**Brief:**
Each line of the data below should be restated exactly, with images left out.
+++ Data shown +++
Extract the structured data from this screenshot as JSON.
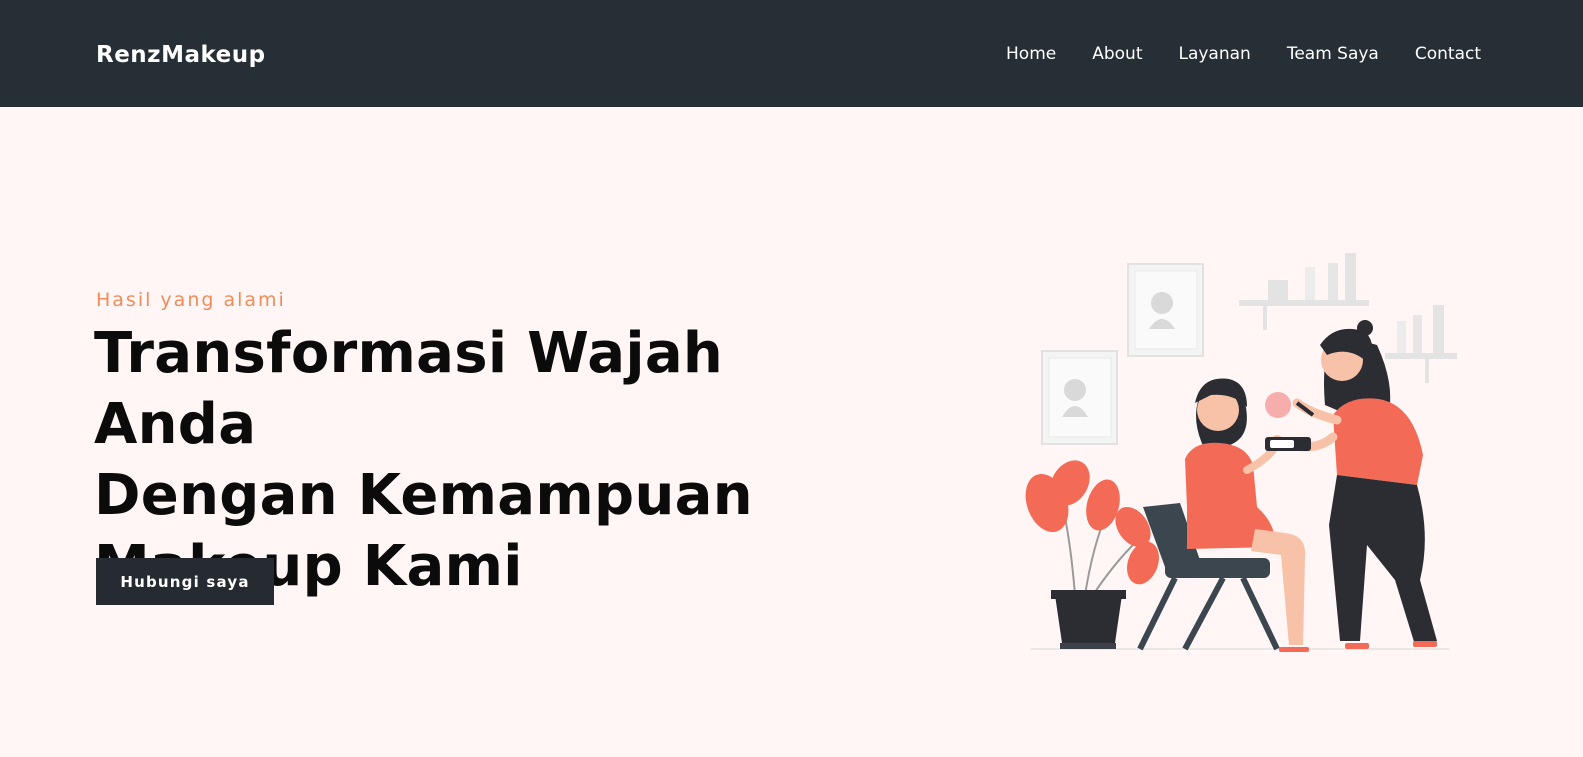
{
  "header": {
    "brand": "RenzMakeup",
    "nav": [
      "Home",
      "About",
      "Layanan",
      "Team Saya",
      "Contact"
    ]
  },
  "hero": {
    "kicker": "Hasil yang alami",
    "title_lines": [
      "Transformasi Wajah Anda",
      "Dengan Kemampuan",
      "Makeup Kami"
    ],
    "cta_label": "Hubungi saya",
    "illustration": "makeup-session-illustration"
  },
  "colors": {
    "nav_bg": "#262f36",
    "page_bg": "#fff6f5",
    "accent": "#f08c5a",
    "illustration_primary": "#f36b56",
    "button_bg": "#262a31"
  }
}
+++
**Output:**
Extract the structured data from this screenshot as JSON.
{
  "header": {
    "brand": "RenzMakeup",
    "nav": [
      "Home",
      "About",
      "Layanan",
      "Team Saya",
      "Contact"
    ]
  },
  "hero": {
    "kicker": "Hasil yang alami",
    "title_lines": [
      "Transformasi Wajah Anda",
      "Dengan Kemampuan",
      "Makeup Kami"
    ],
    "cta_label": "Hubungi saya",
    "illustration": "makeup-session-illustration"
  },
  "colors": {
    "nav_bg": "#262f36",
    "page_bg": "#fff6f5",
    "accent": "#f08c5a",
    "illustration_primary": "#f36b56",
    "button_bg": "#262a31"
  }
}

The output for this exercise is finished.